‘You’re not Paul.”
When I arrived at The Columbian early Wednesday morning, that’s the way I was greeted … and for good reason.
Dedicated news assistant Mary Ricks needed Paul. And she needed him fast!
Paul, by the way, is Paul Suarez. He’s our early-morning reporter, and one of his main duties is to hunt down breaking news to get fresh information on our website.
Back in the good ol’ days, when the Internet didn’t exist, newspapers had to worry about only one deadline each day, that being when journalists had to quit reporting so their stories could end up on the printing press. Today, reporters literally have dozens of deadlines. That’s because of the living, breathing, constantly changing Web.
But let’s get back to Mary. She is essentially a data gatherer. She goes out and gets all kinds of info from places such as our courthouse. She then grinds that stuff into a usable form so our readers can see it.
Mary also sits about 10 feet from our police scanner. It’s constantly blaring stuff about sidewalk slips, domestic issues and assorted miscreants.
On occasion, the scanner chatter sounds serious. Very serious. That happened Wednesday morning when Mary heard about a fire in Washougal. Then a few seconds later Mary heard “shots fired.”
That was enough for our data gatherer to turn into a first responder on news. Mary needed to track Paul down to make sure he was aware of what was going on.
The immediate goal was not only to get Paul on the scene but also to get him a camera. Yes, you guessed it, in addition to being Web experts, reporters now are also photographers.
Mary had contacted Paul and had a camera in hand to give it to him quickly.
So as I walked into the office around 8 a.m. Mary rushed to the sound of the opening door — only to be disappointed that it was me.
“You’re not Paul,” she accurately noted.
Mary filled me in on what she had heard on the police scanner. Paul showed up a few minutes later. Mary handed him a camera.

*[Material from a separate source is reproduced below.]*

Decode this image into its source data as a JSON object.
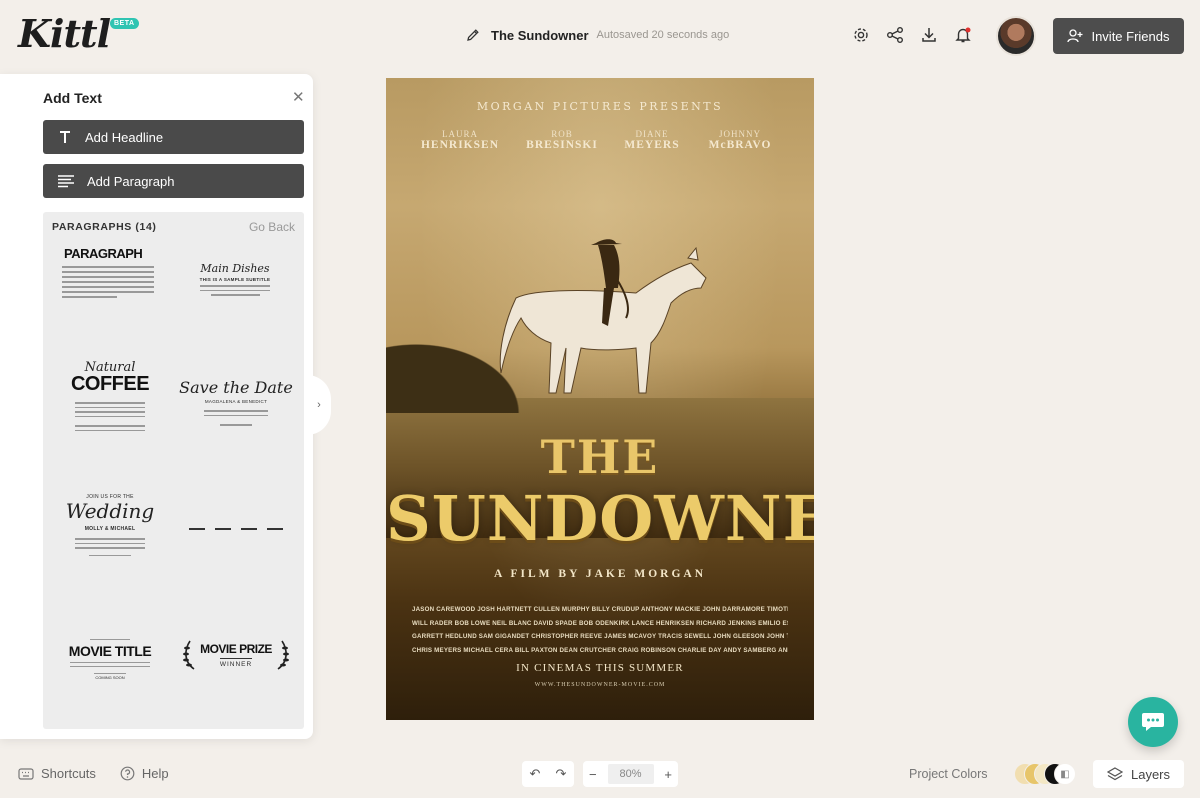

And a very hectic day for us began.
• • •
In addition to being a reporter and a photographer, Paul also is typically the person who posts stuff on our website early in the morning. But he had to leave so quickly he couldn’t. So one of our Web folks, Matt Wastradowski, was assigned the task. In a few minutes, our first post was up about something bad happening in Washougal. Later, we found out just how bad: a house burned to the ground, hundreds of shots fired and two dead bodies.
And our job was to report it as it happened. Web users are a very fickle bunch. If they don’t find something they want, they’re gone. They’ll just look elsewhere.
Now, almost by default, local residents will assume that the local newspaper websites will have the best, most current stuff. But if we blow the opportunity, they will go elsewhere. We knew we did well with our initial reports, but we needed updates all day long. And I think we did that.
We added photos from our photographers, but also — thanks to you all — many photos from neighbors near the scene who sent them to us.
In the end, our typical daily Web traffic was doubled.
The Washougal story continues, and we will stay on it.
So to our staff — and those community members who helped us — thank you!
Lou Brancaccio is The Columbian’s editor. Reach him at 360-735-4505 or firstname.lastname@example.org.